Gordon Setter breeders and owners have been very diligent to maintain health in the breed. We are constantly working on maintaining type without compromising health. The cancer rate in Gordon Setters is similar to most sporting dogs. The health clearances recommended by the Gordon Setter Club of America include OFA hips, OFA elbows and CERF eyes. There are two new genetic tests available for testing juvenile renal disease (JRD) and late onset progressive retinal atrophy (PRA). Many breeders also routinely check their breeding stock for low thyroid. Sometimes the Gordon will develop minor sebaceous cysts as they age. All in all, though the Gordon is a very healthy breed.

Denise PThe end of a day with a Gordon usually consists of snuggling on the couch while watching TV or maybe that could become falling asleep while watching TV! The more snuggling and love the happier the Gordon.

Denise Pauquette

Photos by Denise Pauquette

 

Moving Beyond Leader of the Pack

Dog trainers, training methods, and training tools, are everywhere. How does one know which way to go?

heelingI admit that I’m not an expert dog trainer so I most certainly don’t have what I’d call a “right” answer to that question. However, I do know what feels right to me and works after spending 30 years living with Gordon Setters. While I’m not actively exhibiting in performance events, my Gordon Setters are members of my household and so we did need to find a way to live safely and peacefully together. Needless to say living with a large, active Gordon Setter in the house does take a bit of training though while I’d like to think that I’ve been training them I have to admit that they may have trained me just as often!

I just finished reading the peer reviewed article “Moving Beyond Leader of the Pack”  written by Iilana Reisner, DVM Phd. and I’d recommend you take a couple of minutes to read it yourself, especially if you’re not familiar with force free or fear free methods of training.

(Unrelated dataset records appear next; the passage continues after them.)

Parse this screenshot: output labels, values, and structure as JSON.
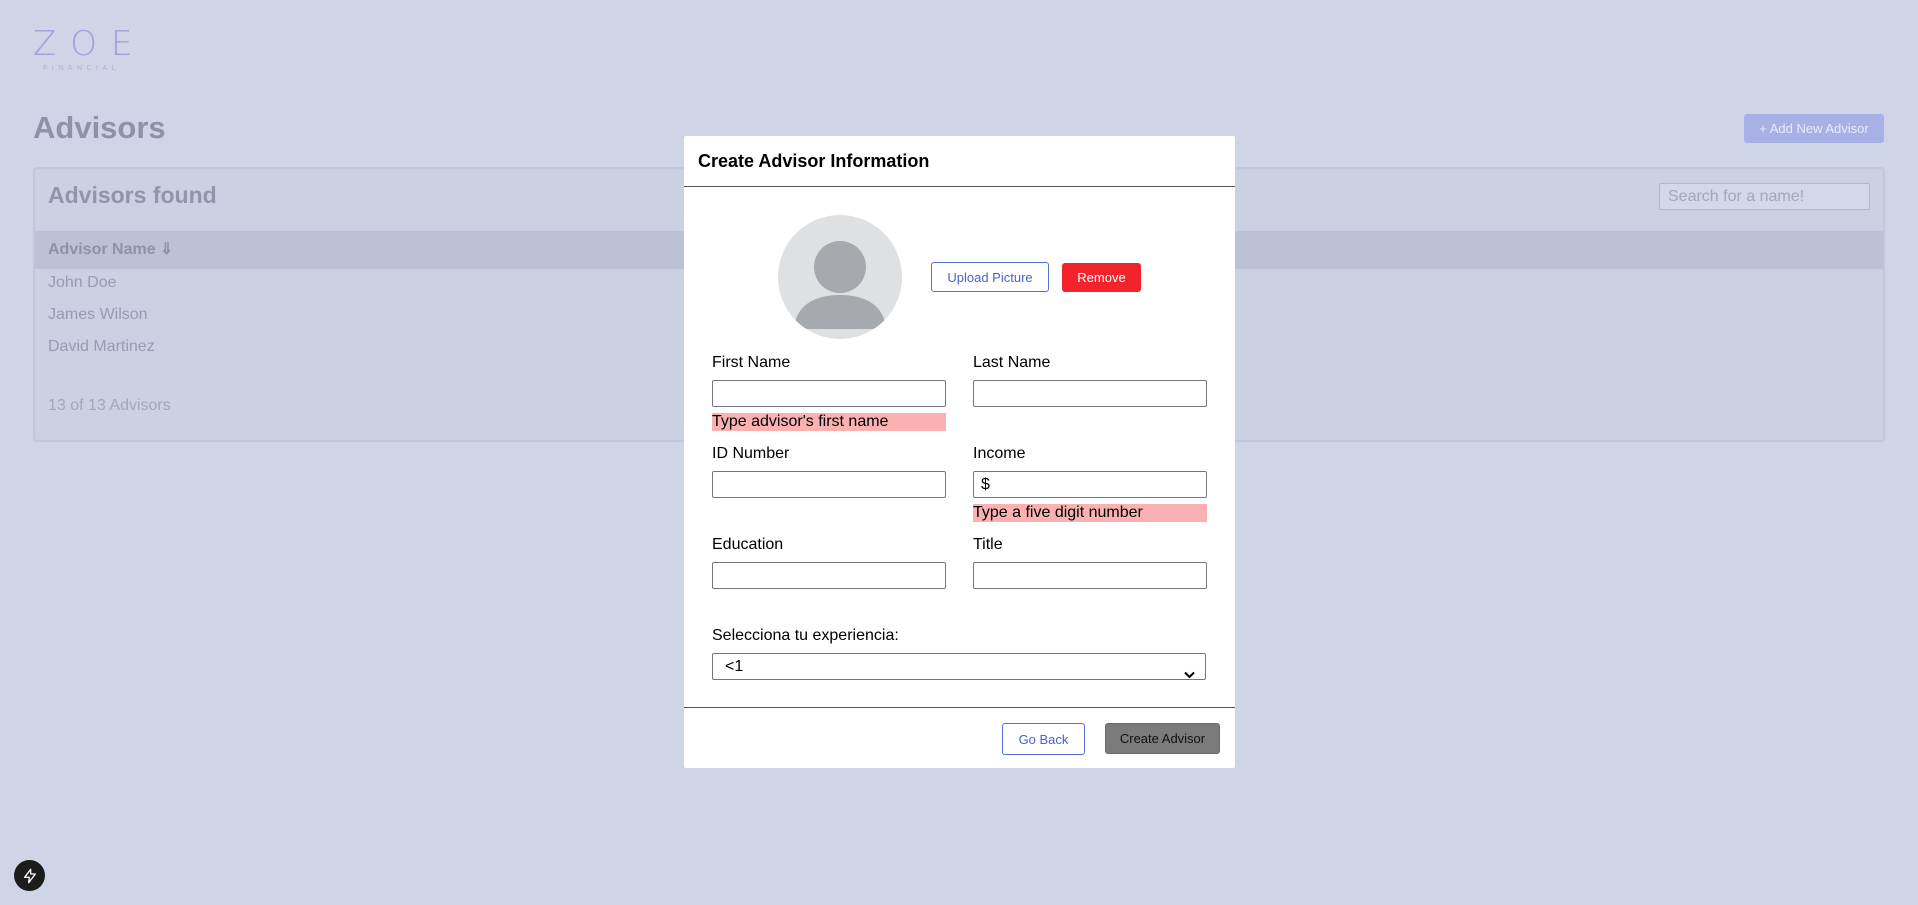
{
  "brand": {
    "logo_text": "ZOE",
    "logo_subtext": "FINANCIAL"
  },
  "page": {
    "title": "Advisors",
    "add_button_label": "+ Add New Advisor",
    "list_heading": "Advisors found",
    "search_placeholder": "Search for a name!",
    "column_header": "Advisor Name ⇓",
    "advisors": [
      "John Doe",
      "James Wilson",
      "David Martinez"
    ],
    "count_label": "13 of 13 Advisors"
  },
  "modal": {
    "title": "Create Advisor Information",
    "upload_label": "Upload Picture",
    "remove_label": "Remove",
    "first_name_label": "First Name",
    "first_name_value": "",
    "first_name_error": "Type advisor's first name",
    "last_name_label": "Last Name",
    "last_name_value": "",
    "id_label": "ID Number",
    "id_value": "",
    "income_label": "Income",
    "income_value": "$",
    "income_error": "Type a five digit number",
    "education_label": "Education",
    "education_value": "",
    "title_label": "Title",
    "title_value": "",
    "experience_label": "Selecciona tu experiencia:",
    "experience_selected": "<1",
    "go_back_label": "Go Back",
    "create_label": "Create Advisor"
  },
  "colors": {
    "overlay": "#d0d4e7",
    "accent": "#5470d8",
    "danger": "#f3232b",
    "error_bg": "#fbb1b1",
    "disabled_button": "#7b7b7b"
  },
  "icons": [
    "lightning-icon",
    "chevron-down-icon",
    "default-avatar-icon"
  ]
}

Ms Reisner lays the groundwork for why force free training is appropriate and lists multiple resources for more information and guidance regarding these methods.Novice obedience

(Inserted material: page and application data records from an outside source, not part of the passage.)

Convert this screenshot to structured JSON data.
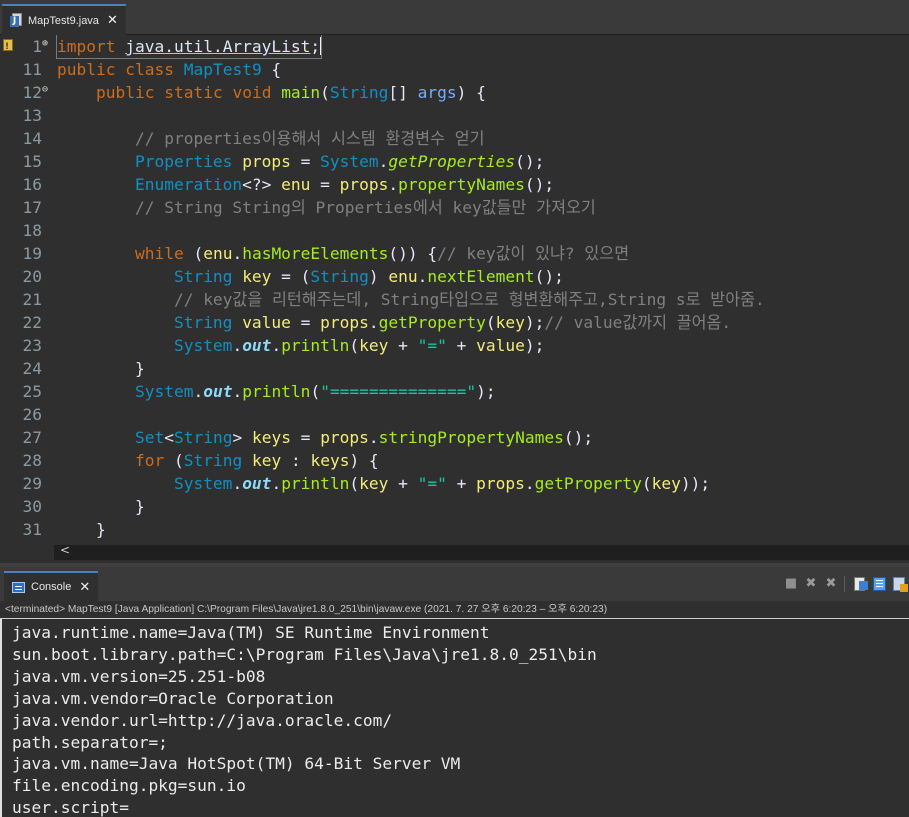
{
  "editor_tab": {
    "label": "MapTest9.java",
    "close": "✕"
  },
  "lines": [
    {
      "n": "1",
      "fold": "⊕",
      "tokens": [
        [
          "kw",
          "import"
        ],
        [
          "op",
          " "
        ],
        [
          "ul",
          "java.util.ArrayList"
        ],
        [
          "op",
          ";"
        ]
      ],
      "caret": true
    },
    {
      "n": "11",
      "fold": "",
      "tokens": [
        [
          "kw",
          "public"
        ],
        [
          "op",
          " "
        ],
        [
          "kw",
          "class"
        ],
        [
          "op",
          " "
        ],
        [
          "ty",
          "MapTest9"
        ],
        [
          "op",
          " {"
        ]
      ]
    },
    {
      "n": "12",
      "fold": "⊖",
      "tokens": [
        [
          "op",
          "    "
        ],
        [
          "kw",
          "public"
        ],
        [
          "op",
          " "
        ],
        [
          "kw",
          "static"
        ],
        [
          "op",
          " "
        ],
        [
          "kw",
          "void"
        ],
        [
          "op",
          " "
        ],
        [
          "fn",
          "main"
        ],
        [
          "op",
          "("
        ],
        [
          "ty",
          "String"
        ],
        [
          "op",
          "[] "
        ],
        [
          "pm",
          "args"
        ],
        [
          "op",
          ") {"
        ]
      ]
    },
    {
      "n": "13",
      "fold": "",
      "tokens": []
    },
    {
      "n": "14",
      "fold": "",
      "tokens": [
        [
          "op",
          "        "
        ],
        [
          "cm",
          "// properties이용해서 시스템 환경변수 얻기"
        ]
      ]
    },
    {
      "n": "15",
      "fold": "",
      "tokens": [
        [
          "op",
          "        "
        ],
        [
          "ty",
          "Properties"
        ],
        [
          "op",
          " "
        ],
        [
          "vr",
          "props"
        ],
        [
          "op",
          " = "
        ],
        [
          "ty",
          "System"
        ],
        [
          "op",
          "."
        ],
        [
          "fni",
          "getProperties"
        ],
        [
          "op",
          "();"
        ]
      ]
    },
    {
      "n": "16",
      "fold": "",
      "tokens": [
        [
          "op",
          "        "
        ],
        [
          "ty",
          "Enumeration"
        ],
        [
          "op",
          "<?> "
        ],
        [
          "vr",
          "enu"
        ],
        [
          "op",
          " = "
        ],
        [
          "vr",
          "props"
        ],
        [
          "op",
          "."
        ],
        [
          "fn",
          "propertyNames"
        ],
        [
          "op",
          "();"
        ]
      ]
    },
    {
      "n": "17",
      "fold": "",
      "tokens": [
        [
          "op",
          "        "
        ],
        [
          "cm",
          "// String String의 Properties에서 key값들만 가져오기"
        ]
      ]
    },
    {
      "n": "18",
      "fold": "",
      "tokens": []
    },
    {
      "n": "19",
      "fold": "",
      "tokens": [
        [
          "op",
          "        "
        ],
        [
          "kw",
          "while"
        ],
        [
          "op",
          " ("
        ],
        [
          "vr",
          "enu"
        ],
        [
          "op",
          "."
        ],
        [
          "fn",
          "hasMoreElements"
        ],
        [
          "op",
          "()) {"
        ],
        [
          "cm",
          "// key값이 있냐? 있으면"
        ]
      ]
    },
    {
      "n": "20",
      "fold": "",
      "tokens": [
        [
          "op",
          "            "
        ],
        [
          "ty",
          "String"
        ],
        [
          "op",
          " "
        ],
        [
          "vr",
          "key"
        ],
        [
          "op",
          " = ("
        ],
        [
          "ty",
          "String"
        ],
        [
          "op",
          ") "
        ],
        [
          "vr",
          "enu"
        ],
        [
          "op",
          "."
        ],
        [
          "fn",
          "nextElement"
        ],
        [
          "op",
          "();"
        ]
      ]
    },
    {
      "n": "21",
      "fold": "",
      "tokens": [
        [
          "op",
          "            "
        ],
        [
          "cm",
          "// key값을 리턴해주는데, String타입으로 형변환해주고,String s로 받아줌."
        ]
      ]
    },
    {
      "n": "22",
      "fold": "",
      "tokens": [
        [
          "op",
          "            "
        ],
        [
          "ty",
          "String"
        ],
        [
          "op",
          " "
        ],
        [
          "vr",
          "value"
        ],
        [
          "op",
          " = "
        ],
        [
          "vr",
          "props"
        ],
        [
          "op",
          "."
        ],
        [
          "fn",
          "getProperty"
        ],
        [
          "op",
          "("
        ],
        [
          "vr",
          "key"
        ],
        [
          "op",
          ");"
        ],
        [
          "cm",
          "// value값까지 끌어옴."
        ]
      ]
    },
    {
      "n": "23",
      "fold": "",
      "tokens": [
        [
          "op",
          "            "
        ],
        [
          "ty",
          "System"
        ],
        [
          "op",
          "."
        ],
        [
          "sf",
          "out"
        ],
        [
          "op",
          "."
        ],
        [
          "fn",
          "println"
        ],
        [
          "op",
          "("
        ],
        [
          "vr",
          "key"
        ],
        [
          "op",
          " + "
        ],
        [
          "st",
          "\"=\""
        ],
        [
          "op",
          " + "
        ],
        [
          "vr",
          "value"
        ],
        [
          "op",
          ");"
        ]
      ]
    },
    {
      "n": "24",
      "fold": "",
      "tokens": [
        [
          "op",
          "        }"
        ]
      ]
    },
    {
      "n": "25",
      "fold": "",
      "tokens": [
        [
          "op",
          "        "
        ],
        [
          "ty",
          "System"
        ],
        [
          "op",
          "."
        ],
        [
          "sf",
          "out"
        ],
        [
          "op",
          "."
        ],
        [
          "fn",
          "println"
        ],
        [
          "op",
          "("
        ],
        [
          "st",
          "\"==============\""
        ],
        [
          "op",
          ");"
        ]
      ]
    },
    {
      "n": "26",
      "fold": "",
      "tokens": []
    },
    {
      "n": "27",
      "fold": "",
      "tokens": [
        [
          "op",
          "        "
        ],
        [
          "ty",
          "Set"
        ],
        [
          "op",
          "<"
        ],
        [
          "ty",
          "String"
        ],
        [
          "op",
          "> "
        ],
        [
          "vr",
          "keys"
        ],
        [
          "op",
          " = "
        ],
        [
          "vr",
          "props"
        ],
        [
          "op",
          "."
        ],
        [
          "fn",
          "stringPropertyNames"
        ],
        [
          "op",
          "();"
        ]
      ]
    },
    {
      "n": "28",
      "fold": "",
      "tokens": [
        [
          "op",
          "        "
        ],
        [
          "kw",
          "for"
        ],
        [
          "op",
          " ("
        ],
        [
          "ty",
          "String"
        ],
        [
          "op",
          " "
        ],
        [
          "vr",
          "key"
        ],
        [
          "op",
          " : "
        ],
        [
          "vr",
          "keys"
        ],
        [
          "op",
          ") {"
        ]
      ]
    },
    {
      "n": "29",
      "fold": "",
      "tokens": [
        [
          "op",
          "            "
        ],
        [
          "ty",
          "System"
        ],
        [
          "op",
          "."
        ],
        [
          "sf",
          "out"
        ],
        [
          "op",
          "."
        ],
        [
          "fn",
          "println"
        ],
        [
          "op",
          "("
        ],
        [
          "vr",
          "key"
        ],
        [
          "op",
          " + "
        ],
        [
          "st",
          "\"=\""
        ],
        [
          "op",
          " + "
        ],
        [
          "vr",
          "props"
        ],
        [
          "op",
          "."
        ],
        [
          "fn",
          "getProperty"
        ],
        [
          "op",
          "("
        ],
        [
          "vr",
          "key"
        ],
        [
          "op",
          "));"
        ]
      ]
    },
    {
      "n": "30",
      "fold": "",
      "tokens": [
        [
          "op",
          "        }"
        ]
      ]
    },
    {
      "n": "31",
      "fold": "",
      "tokens": [
        [
          "op",
          "    }"
        ]
      ]
    }
  ],
  "scroll_left_arrow": "<",
  "console": {
    "tab_label": "Console",
    "close": "✕",
    "status": "<terminated> MapTest9 [Java Application] C:\\Program Files\\Java\\jre1.8.0_251\\bin\\javaw.exe  (2021. 7. 27 오후 6:20:23 – 오후 6:20:23)",
    "toolbar_glyphs": {
      "stop": "■",
      "remove": "✖",
      "remove_all": "✖"
    },
    "output": [
      "java.runtime.name=Java(TM) SE Runtime Environment",
      "sun.boot.library.path=C:\\Program Files\\Java\\jre1.8.0_251\\bin",
      "java.vm.version=25.251-b08",
      "java.vm.vendor=Oracle Corporation",
      "java.vendor.url=http://java.oracle.com/",
      "path.separator=;",
      "java.vm.name=Java HotSpot(TM) 64-Bit Server VM",
      "file.encoding.pkg=sun.io",
      "user.script="
    ]
  },
  "colors": {
    "keyword": "#cc6c1d",
    "type": "#1290c3",
    "method": "#a7ec21",
    "variable": "#f3ec79",
    "string": "#17c6a3",
    "comment": "#808080",
    "static_field": "#8dd9f8",
    "background": "#2f2f2f"
  }
}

If you’re involved in performance events with your Gordon Setter perhaps you could take a minute to share your training methods and/or thoughts with us? If you’d like to send us information for publication you may do so by emailing  us at:  gordonsetterexpert@gmail.com and please use Training in the subject line.

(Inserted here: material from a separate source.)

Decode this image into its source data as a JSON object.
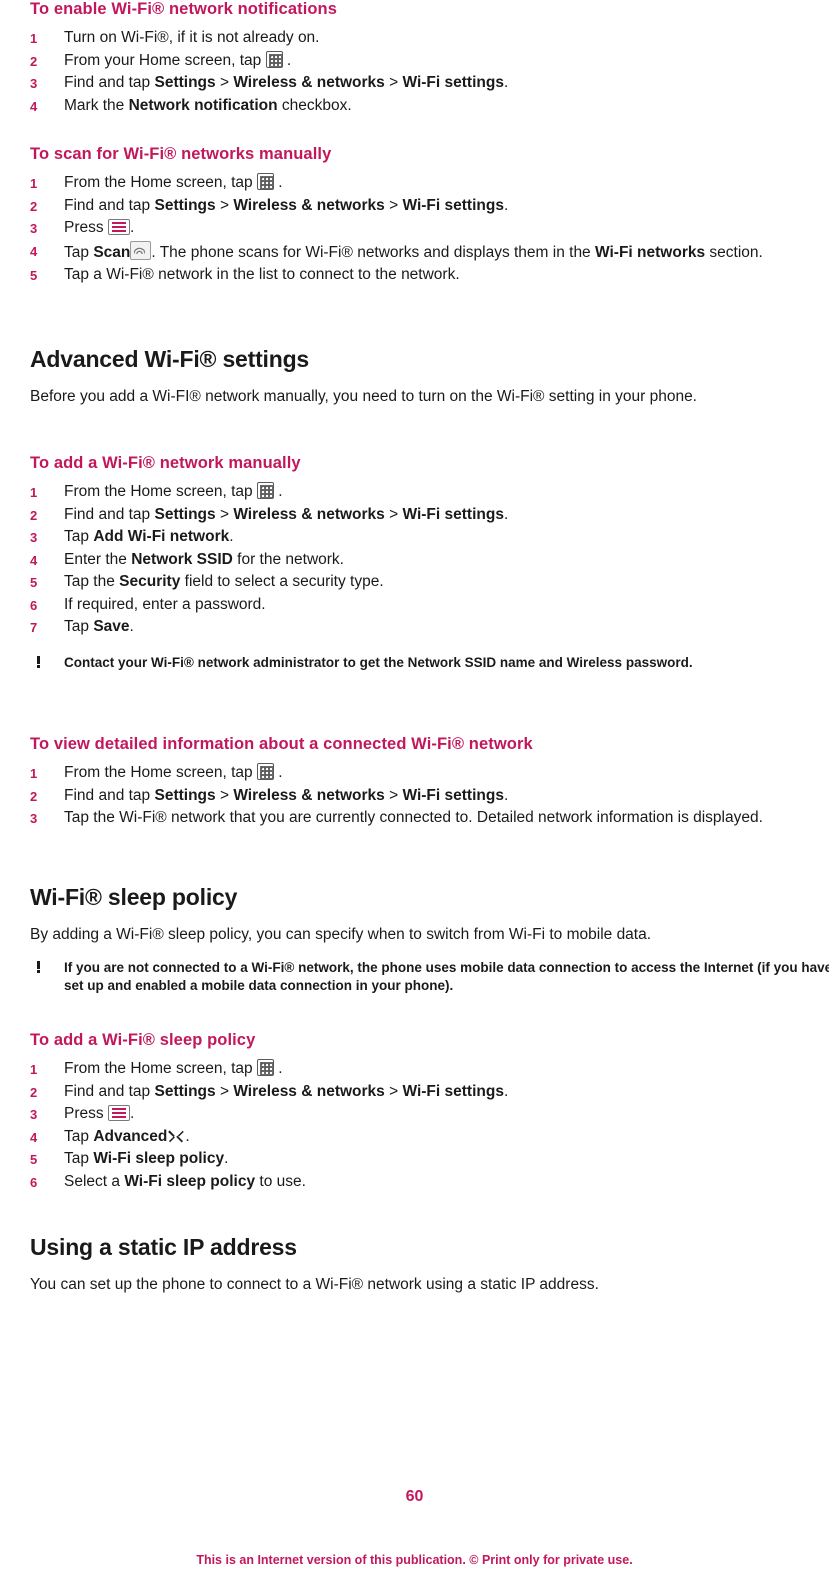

To read the PDF of the article “Moving Beyond Leader of the Pack” click here.

Types of Behavior Specialists
  • Veterinary Behaviorist (Diplomat ACVB) are board-certified specialists qualified to diagnose and treat both medical and primary behavioral conditions in animals. Currently there are 65 veterinarians worldwide board-certified by the American College of Veterinary behaviorist (dacvb.org).
  • Certified Applied Animal behaviorist (CAAB) have completed graduate-level (master’s, doctorate, or veterinary degree with behavior residency) training at an accredited university in the field of animal behavior, demonstrated skill in applied behavior and training, and met the requirements for credentialing by the Animal Behavior Society (certifiedanimalbehaviorist.com).
  • Certified Pet Dog Trainers (CPDT) are dog trainers who have met the requirements for certification by the Certification Council for Professional Dog Trainers. This group certifies trainers on the basis of humane standards of competence in animal training and behavior, standardized testing, and continuing education (ccpdt.org).
  • Non-credentialed behaviorist, such as those who use the titles behaviorist, animal behaviorist, pet behavior consultant, animal behavior specialist, and other related titles (which can be used by anyone), have no specific background or education in animal behavior.it is important to carefully review the qualifications, education, and experience of any non-credentialed individual who claims to be a behavior specialist.

(This article contains photos that are not intended nor do they relate to the content of the article.)